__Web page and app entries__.
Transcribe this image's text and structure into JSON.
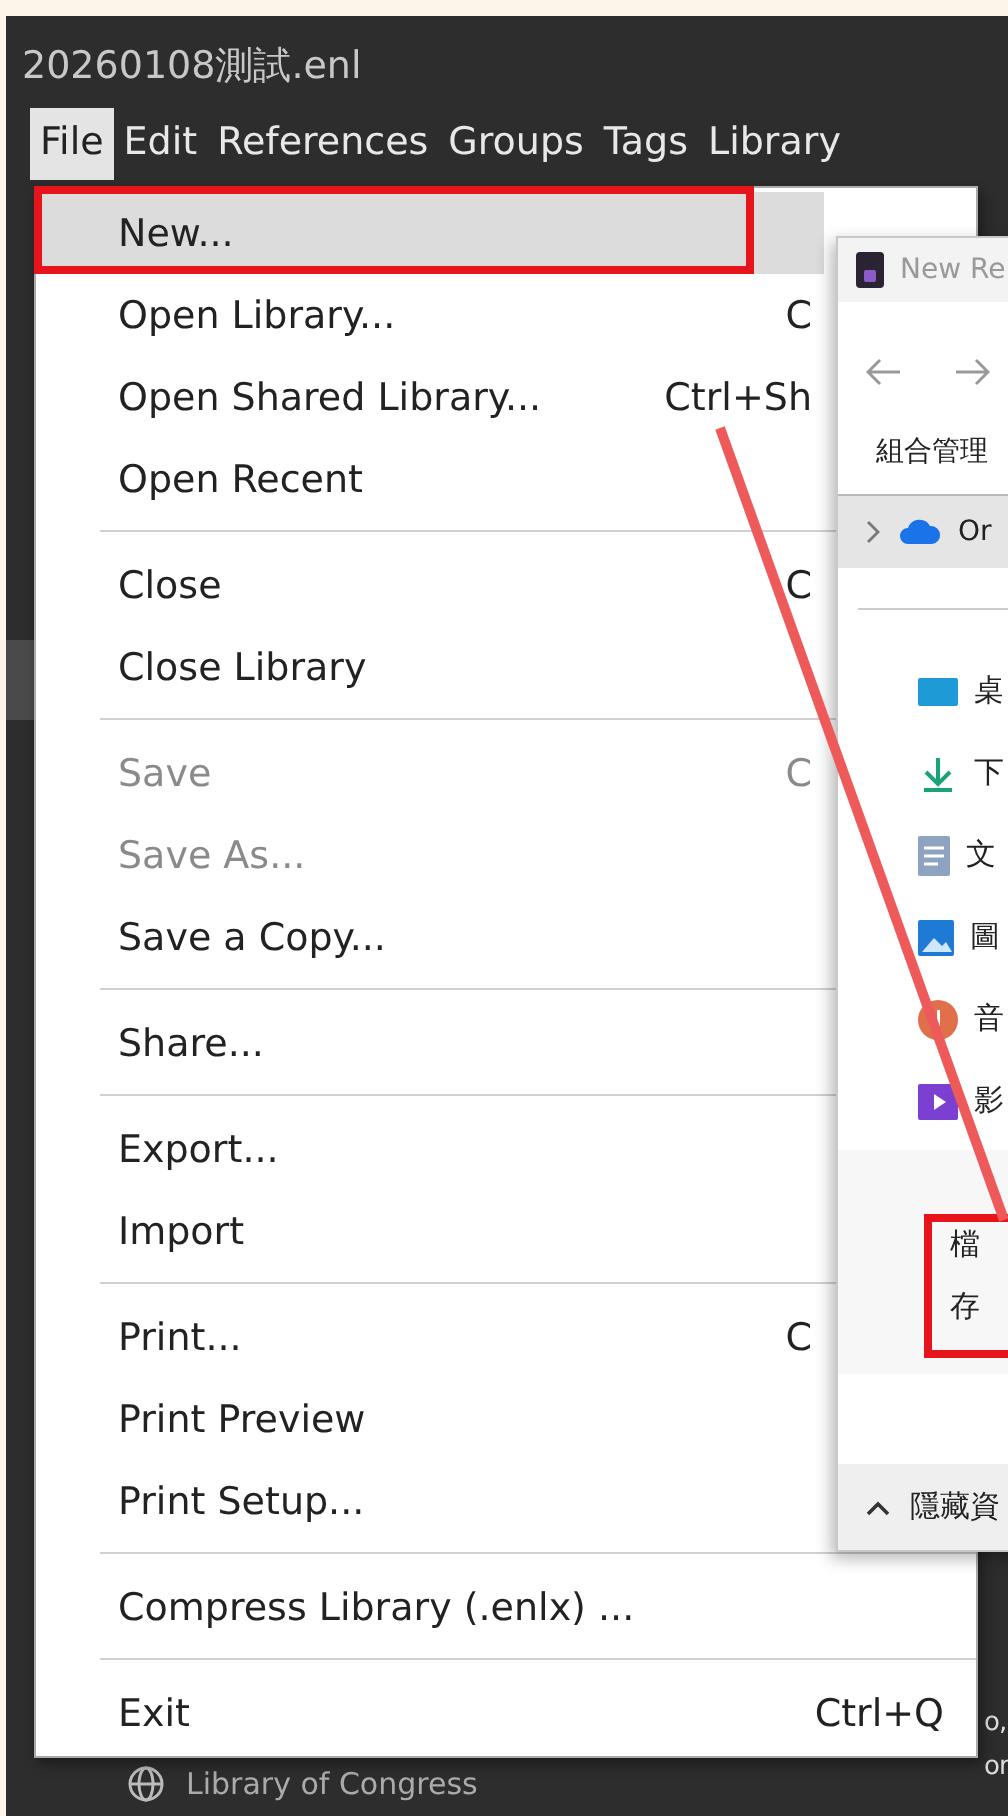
{
  "window": {
    "title": "20260108測試.enl"
  },
  "menubar": [
    {
      "label": "File",
      "selected": true
    },
    {
      "label": "Edit",
      "selected": false
    },
    {
      "label": "References",
      "selected": false
    },
    {
      "label": "Groups",
      "selected": false
    },
    {
      "label": "Tags",
      "selected": false
    },
    {
      "label": "Library",
      "selected": false
    }
  ],
  "file_menu": [
    [
      {
        "label": "New...",
        "selected": true,
        "disabled": false
      },
      {
        "label": "Open Library...",
        "shortcut": "C",
        "selected": false,
        "disabled": false
      },
      {
        "label": "Open Shared Library...",
        "shortcut": "Ctrl+Sh",
        "selected": false,
        "disabled": false
      },
      {
        "label": "Open Recent",
        "selected": false,
        "disabled": false
      }
    ],
    [
      {
        "label": "Close",
        "shortcut": "C",
        "selected": false,
        "disabled": false
      },
      {
        "label": "Close Library",
        "selected": false,
        "disabled": false
      }
    ],
    [
      {
        "label": "Save",
        "shortcut": "C",
        "selected": false,
        "disabled": true
      },
      {
        "label": "Save As...",
        "selected": false,
        "disabled": true
      },
      {
        "label": "Save a Copy...",
        "selected": false,
        "disabled": false
      }
    ],
    [
      {
        "label": "Share...",
        "selected": false,
        "disabled": false
      }
    ],
    [
      {
        "label": "Export...",
        "selected": false,
        "disabled": false
      },
      {
        "label": "Import",
        "selected": false,
        "disabled": false
      }
    ],
    [
      {
        "label": "Print...",
        "shortcut": "C",
        "selected": false,
        "disabled": false
      },
      {
        "label": "Print Preview",
        "selected": false,
        "disabled": false
      },
      {
        "label": "Print Setup...",
        "selected": false,
        "disabled": false
      }
    ],
    [
      {
        "label": "Compress Library (.enlx) ...",
        "selected": false,
        "disabled": false
      }
    ],
    [
      {
        "label": "Exit",
        "shortcut": "Ctrl+Q",
        "selected": false,
        "disabled": false
      }
    ]
  ],
  "background": {
    "bottom_item": "Library of Congress",
    "fragments": [
      "o,",
      "or"
    ]
  },
  "dialog": {
    "title": "New Re",
    "toolbar": "組合管理",
    "nav_row": "Or",
    "places": [
      {
        "label": "桌",
        "kind": "desktop"
      },
      {
        "label": "下",
        "kind": "download"
      },
      {
        "label": "文",
        "kind": "document"
      },
      {
        "label": "圖",
        "kind": "picture"
      },
      {
        "label": "音",
        "kind": "music"
      },
      {
        "label": "影",
        "kind": "video"
      }
    ],
    "fields": [
      "檔",
      "存"
    ],
    "footer": "隱藏資"
  }
}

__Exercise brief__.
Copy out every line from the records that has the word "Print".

__Exercise output__.
        "label": "Print...",
        "label": "Print Preview",
        "label": "Print Setup...",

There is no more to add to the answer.